Ringworm infection is a fungal condition of the skin. Despite its name, it has nothing at all to do with worms. The fungal infection may appear on the skin, nails, hands, feet, or scalp. The outstanding dermatologists at MetroDerm, P.C. in Atlanta, GA, treat this and other conditions.
Ringworm is caused by microscopic skin fungi that live on the outer layer of the skin. You can get it from direct skin-to-skin contact with infected people or pets. It is also transmitted by sharing hats and personal hair grooming items, and through contact with locker room floors, shower stalls, seats, or clothing used by an infected person. It is more common in children 12 years of age or younger.
Symptoms of a Ringworm Infection
When a ringworm infection appears on the skin, it makes circular, reddish patches with raised borders. Eventually, the patches grow larger, and the centers of the patches turn clear, giving a ring-like appearance. The symptoms on the body usually appear 4-10 days after exposure. Scalp symptoms will appear in 10-14 days. Symptoms of ringworm on other parts of the body vary, for example:
- Scalp: (tinea capitis) Begins with small bumps on the head that grow larger and form a circular pattern. Hair may become brittle and break, forming scaly, hairless patches.
- Hands: (tinea manus) Affects the palms and spaces between the fingers.
- Feet: (tinea pedis) or athlete’s foot — May cause scaling between the toes, or thickening and scaling on the heels or soles.
- Nails: (tinea unguium) Causes fingernails and toenails to become yellow, thick, and crumbly.
- Groin: (tinea cruris) or jock itch — Causes a chafed, reddish, itchy, sometimes painful rash in the groin.
- Body: (tinea corporis) Produces flat, scaly, round spots on the skin.
- Face: (tinea faciei) Produces red, scaly patches on the face.
A MetroDerm, P.C. dermatologist will examine the patient’s skin and ask about their symptoms and medical history. Ringworm is often easily diagnosed by appearance. However, symptoms may be similar to other conditions. A sample of the affected area may be taken for testing.
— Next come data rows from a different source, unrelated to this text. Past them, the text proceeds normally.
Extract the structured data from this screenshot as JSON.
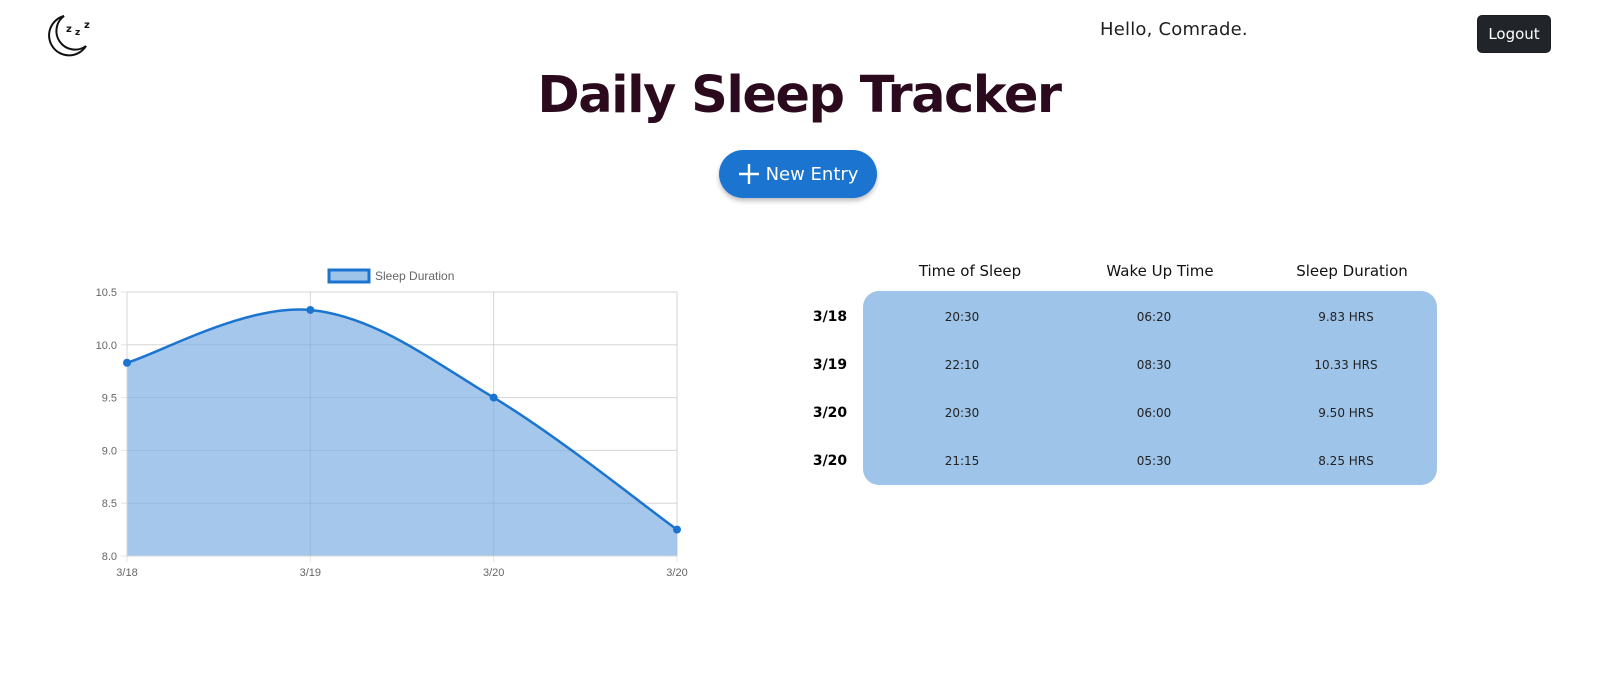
{
  "header": {
    "greeting": "Hello, Comrade.",
    "logout_label": "Logout",
    "logo_icon": "moon-zzz-icon"
  },
  "page": {
    "title": "Daily Sleep Tracker",
    "new_entry_label": "New Entry",
    "new_entry_icon": "plus-icon"
  },
  "colors": {
    "accent": "#1b75d0",
    "fill": "#9fc4ea",
    "title": "#2b0a1e",
    "dark_button": "#212529"
  },
  "chart_data": {
    "type": "area",
    "categories": [
      "3/18",
      "3/19",
      "3/20",
      "3/20"
    ],
    "series": [
      {
        "name": "Sleep Duration",
        "values": [
          9.83,
          10.33,
          9.5,
          8.25
        ]
      }
    ],
    "yticks": [
      "10.5",
      "10.0",
      "9.5",
      "9.0",
      "8.5",
      "8.0"
    ],
    "ylim": [
      8.0,
      10.5
    ],
    "grid": true,
    "legend": "top"
  },
  "table": {
    "headers": [
      "Time of Sleep",
      "Wake Up Time",
      "Sleep Duration"
    ],
    "rows": [
      {
        "date": "3/18",
        "sleep": "20:30",
        "wake": "06:20",
        "duration": "9.83 HRS"
      },
      {
        "date": "3/19",
        "sleep": "22:10",
        "wake": "08:30",
        "duration": "10.33 HRS"
      },
      {
        "date": "3/20",
        "sleep": "20:30",
        "wake": "06:00",
        "duration": "9.50 HRS"
      },
      {
        "date": "3/20",
        "sleep": "21:15",
        "wake": "05:30",
        "duration": "8.25 HRS"
      }
    ]
  }
}
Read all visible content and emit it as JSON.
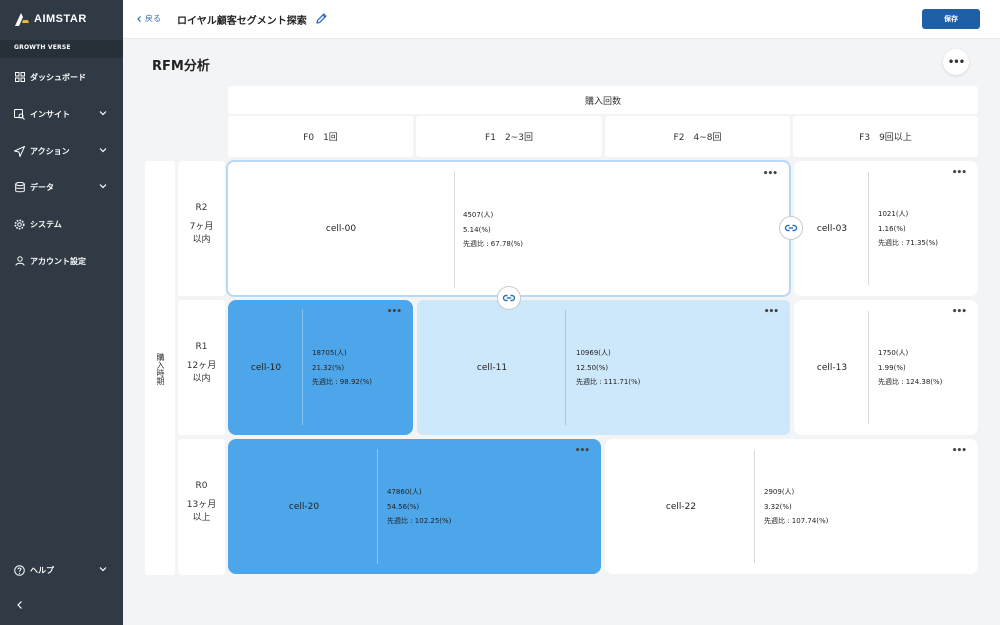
{
  "brand": {
    "logo_text": "AIMSTAR",
    "org": "GROWTH VERSE"
  },
  "nav": [
    {
      "label": "ダッシュボード",
      "icon": "dashboard-icon"
    },
    {
      "label": "インサイト",
      "icon": "insight-icon"
    },
    {
      "label": "アクション",
      "icon": "send-icon"
    },
    {
      "label": "データ",
      "icon": "database-icon"
    },
    {
      "label": "システム",
      "icon": "gear-icon"
    },
    {
      "label": "アカウント設定",
      "icon": "user-icon"
    }
  ],
  "help_label": "ヘルプ",
  "header": {
    "back_label": "戻る",
    "title": "ロイヤル顧客セグメント探索",
    "save_label": "保存"
  },
  "section_title": "RFM分析",
  "matrix": {
    "x_axis_label": "購入回数",
    "y_axis_label": "購入時期",
    "columns": [
      "F0　1回",
      "F1　2~3回",
      "F2　4~8回",
      "F3　9回以上"
    ],
    "rows": [
      {
        "code": "R2",
        "desc1": "7ヶ月",
        "desc2": "以内"
      },
      {
        "code": "R1",
        "desc1": "12ヶ月",
        "desc2": "以内"
      },
      {
        "code": "R0",
        "desc1": "13ヶ月",
        "desc2": "以上"
      }
    ],
    "cells": {
      "c00": {
        "name": "cell-00",
        "count": "4507(人)",
        "pct": "5.14(%)",
        "ratio": "先週比 : 67.78(%)"
      },
      "c03": {
        "name": "cell-03",
        "count": "1021(人)",
        "pct": "1.16(%)",
        "ratio": "先週比 : 71.35(%)"
      },
      "c10": {
        "name": "cell-10",
        "count": "18705(人)",
        "pct": "21.32(%)",
        "ratio": "先週比 : 98.92(%)"
      },
      "c11": {
        "name": "cell-11",
        "count": "10969(人)",
        "pct": "12.50(%)",
        "ratio": "先週比 : 111.71(%)"
      },
      "c13": {
        "name": "cell-13",
        "count": "1750(人)",
        "pct": "1.99(%)",
        "ratio": "先週比 : 124.38(%)"
      },
      "c20": {
        "name": "cell-20",
        "count": "47860(人)",
        "pct": "54.56(%)",
        "ratio": "先週比 : 102.25(%)"
      },
      "c22": {
        "name": "cell-22",
        "count": "2909(人)",
        "pct": "3.32(%)",
        "ratio": "先週比 : 107.74(%)"
      }
    }
  },
  "colors": {
    "sidebar": "#2f3a45",
    "primary": "#1f5fa8",
    "cell_mid": "#4ea6ea",
    "cell_light": "#cde7fb"
  }
}
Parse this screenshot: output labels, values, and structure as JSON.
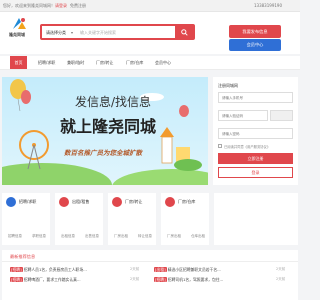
{
  "topbar": {
    "welcome": "您好，欢迎来到隆尧同城网！",
    "login": "请登录",
    "register": "免费注册",
    "phone": "13383199190"
  },
  "header": {
    "logo_text": "隆尧同城",
    "category": "请选择分类",
    "search_placeholder": "输入关键字开始搜索",
    "publish_button": "我要发布信息",
    "member_button": "会员中心"
  },
  "nav": {
    "items": [
      "首页",
      "招聘/求职",
      "兼职/临时",
      "厂房/转让",
      "厂房/仓库",
      "会员中心"
    ]
  },
  "banner": {
    "line1": "发信息/找信息",
    "line2": "就上隆尧同城",
    "line3": "数百名推广员为您全城扩散"
  },
  "login_form": {
    "title": "注册同城网",
    "phone_placeholder": "请输入手机号",
    "code_placeholder": "请输入验证码",
    "pwd_placeholder": "请输入密码",
    "agree": "已阅读并同意《用户服务协议》",
    "register_button": "立即注册",
    "login_button": "登录"
  },
  "cards": [
    {
      "label": "招聘/求职",
      "color": "#2f6fd6",
      "sub1": "招聘信息",
      "sub2": "求职信息"
    },
    {
      "label": "出租/租售",
      "color": "#e0474c",
      "sub1": "出租信息",
      "sub2": "出售信息"
    },
    {
      "label": "厂房/转让",
      "color": "#e0474c",
      "sub1": "厂房出租",
      "sub2": "转让信息"
    },
    {
      "label": "厂房/仓库",
      "color": "#e0474c",
      "sub1": "厂房出租",
      "sub2": "仓库出租"
    }
  ],
  "recommend": {
    "title": "最新推荐信息",
    "items": [
      {
        "tag": "[招聘]",
        "text": "招聘人员1名，负责厨房员工人职场...",
        "time": "2天前"
      },
      {
        "tag": "[招聘]",
        "text": "招聘啤酒厂，要求工作踏实认真...",
        "time": "2天前"
      },
      {
        "tag": "[出租]",
        "text": "精选小区招聘兼职文员若干名...",
        "time": "2天前"
      },
      {
        "tag": "[招聘]",
        "text": "招聘司机1名，驾照要求，包住...",
        "time": "2天前"
      }
    ]
  }
}
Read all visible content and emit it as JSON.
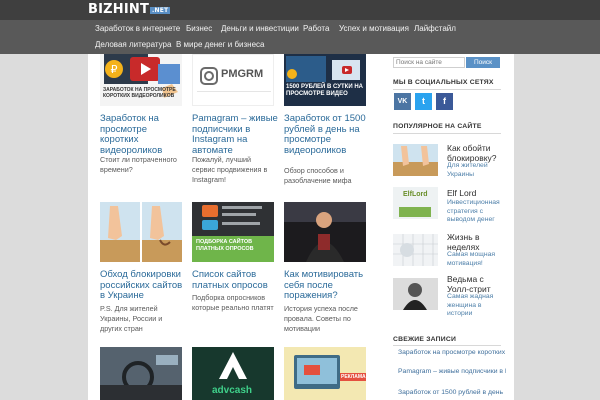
{
  "site": {
    "logo": "BIZHINT",
    "logo_sub": ".NET"
  },
  "nav": {
    "row1": [
      "Заработок в интернете",
      "Бизнес",
      "Деньги и инвестиции",
      "Работа",
      "Успех и мотивация",
      "Лайфстайл"
    ],
    "row2": [
      "Деловая литература",
      "В мире денег и бизнеса"
    ]
  },
  "cards": [
    {
      "title": "Заработок на просмотре коротких видеороликов",
      "desc": "Стоит ли потраченного времени?",
      "thumb_text": "ЗАРАБОТОК НА ПРОСМОТРЕ КОРОТКИХ ВИДЕОРОЛИКОВ"
    },
    {
      "title": "Pamagram – живые подписчики в Instagram на автомате",
      "desc": "Пожалуй, лучший сервис продвижения в Instagram!",
      "thumb_text": "PMGRM"
    },
    {
      "title": "Заработок от 1500 рублей в день на просмотре видеороликов",
      "desc": "Обзор способов и разоблачение мифа",
      "thumb_text": "1500 РУБЛЕЙ В СУТКИ НА ПРОСМОТРЕ ВИДЕО"
    },
    {
      "title": "Обход блокировки российских сайтов в Украине",
      "desc": "P.S. Для жителей Украины, России и других стран",
      "thumb_text": ""
    },
    {
      "title": "Список сайтов платных опросов",
      "desc": "Подборка опросников которые реально платят",
      "thumb_text": "ПОДБОРКА САЙТОВ ПЛАТНЫХ ОПРОСОВ"
    },
    {
      "title": "Как мотивировать себя после поражения?",
      "desc": "История успеха после провала. Советы по мотивации",
      "thumb_text": ""
    },
    {
      "title": "",
      "desc": "",
      "thumb_text": ""
    },
    {
      "title": "",
      "desc": "",
      "thumb_text": "advcash"
    },
    {
      "title": "",
      "desc": "",
      "thumb_text": "РЕКЛАМА"
    }
  ],
  "sidebar": {
    "search_placeholder": "Поиск на сайте",
    "search_button": "Поиск",
    "social_heading": "МЫ В СОЦИАЛЬНЫХ СЕТЯХ",
    "social": [
      {
        "icon": "vk-icon",
        "glyph": "VK",
        "color": "#4c75a3"
      },
      {
        "icon": "twitter-icon",
        "glyph": "t",
        "color": "#2aa3ef"
      },
      {
        "icon": "facebook-icon",
        "glyph": "f",
        "color": "#3b5998"
      }
    ],
    "popular_heading": "ПОПУЛЯРНОЕ НА САЙТЕ",
    "popular": [
      {
        "title": "Как обойти блокировку?",
        "desc": "Для жителей Украины"
      },
      {
        "title": "Elf Lord",
        "desc": "Инвестиционная стратегия с выводом денег",
        "thumb_text": "ElfLord"
      },
      {
        "title": "Жизнь в неделях",
        "desc": "Самая мощная мотивация!"
      },
      {
        "title": "Ведьма с Уолл-стрит",
        "desc": "Самая жадная женщина в истории"
      }
    ],
    "recent_heading": "СВЕЖИЕ ЗАПИСИ",
    "recent": [
      "Заработок на просмотре коротких видеороликов",
      "Pamagram – живые подписчики в Instagram на автомате",
      "Заработок от 1500 рублей в день"
    ]
  }
}
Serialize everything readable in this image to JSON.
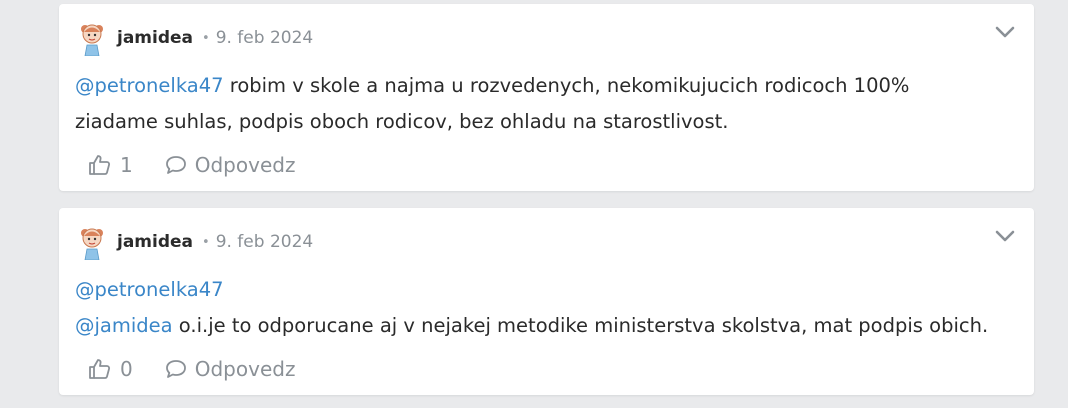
{
  "comments": [
    {
      "author": "jamidea",
      "separator": "•",
      "date": "9. feb 2024",
      "mention": "@petronelka47",
      "text_line1": " robim v skole a najma u rozvedenych, nekomikujucich rodicoch 100%",
      "text_line2": "ziadame suhlas, podpis oboch rodicov, bez ohladu na starostlivost.",
      "likes": "1",
      "reply_label": "Odpovedz"
    },
    {
      "author": "jamidea",
      "separator": "•",
      "date": "9. feb 2024",
      "mention_line1": "@petronelka47",
      "mention_line2": "@jamidea",
      "text_line2": " o.i.je to odporucane aj v nejakej metodike ministerstva skolstva, mat podpis obich.",
      "likes": "0",
      "reply_label": "Odpovedz"
    }
  ],
  "icons": {
    "avatar": "girl-avatar-icon",
    "menu": "chevron-down-icon",
    "like": "thumbs-up-icon",
    "reply": "speech-bubble-icon"
  },
  "colors": {
    "mention": "#3a86c8",
    "muted": "#8a9096",
    "background": "#e9eaec"
  }
}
Topical treatment: This type of treatment is used for ringworm of the skin or body. It includes antifungal creams and powders. It usually takes at least 2 weeks for the ringworm to clear. After ringworm clears, treatment is usually continued for at least 2 more weeks.
- For ringworm involving the body, hands, or feet, non-prescription treatment is highly effective.
- Some medications are more effective than others.
Oral treatment: This type of treatment is used for ringworm of the nails and scalp. Early treatment for scalp ringworm is important to prevent permanent hair loss. A culture or other test may be given to get an accurate diagnosis before beginning this kind of treatment. Prescription pills are given for:
- Scalp ringworm: 4-8 weeks, and occasionally longer
- Nail ringworm: 4-9 months, and occasionally longer
- Avoid contact with any infected person, animal, surface, or object.
- Do not share personal hair grooming items, clothing, or shoes.
- Wear sandals in locker room areas.
- Avoid scratching during infection. This will prevent ringworm from spreading to other areas.
- Wear clothing that minimizes sweating and moisture build-up.
- Wear breathable shoes or sandals.
- Keep moisture-prone areas of the body clean and dry.
Each patient is unique; therefore, results of treatment may vary.
If you suspect that you have contracted a ringworm infection, schedule an appointment at MetroDerm, P.C. for treatment. If you developed the condition from handling a pet, your pet should be treated as well. Check with your pet’s veterinarian for treatment procedures. MetroDerm, P.C. has four locations in the metro Atlanta, GA area: Johnson Ferry Rd. in Atlanta, Hiram, Lilburn, and Alpharetta GA. Our office serve patients from many communities including Cumming, Alpharetta, Macon, Stockbridge, Rome, Augusta, and beyond.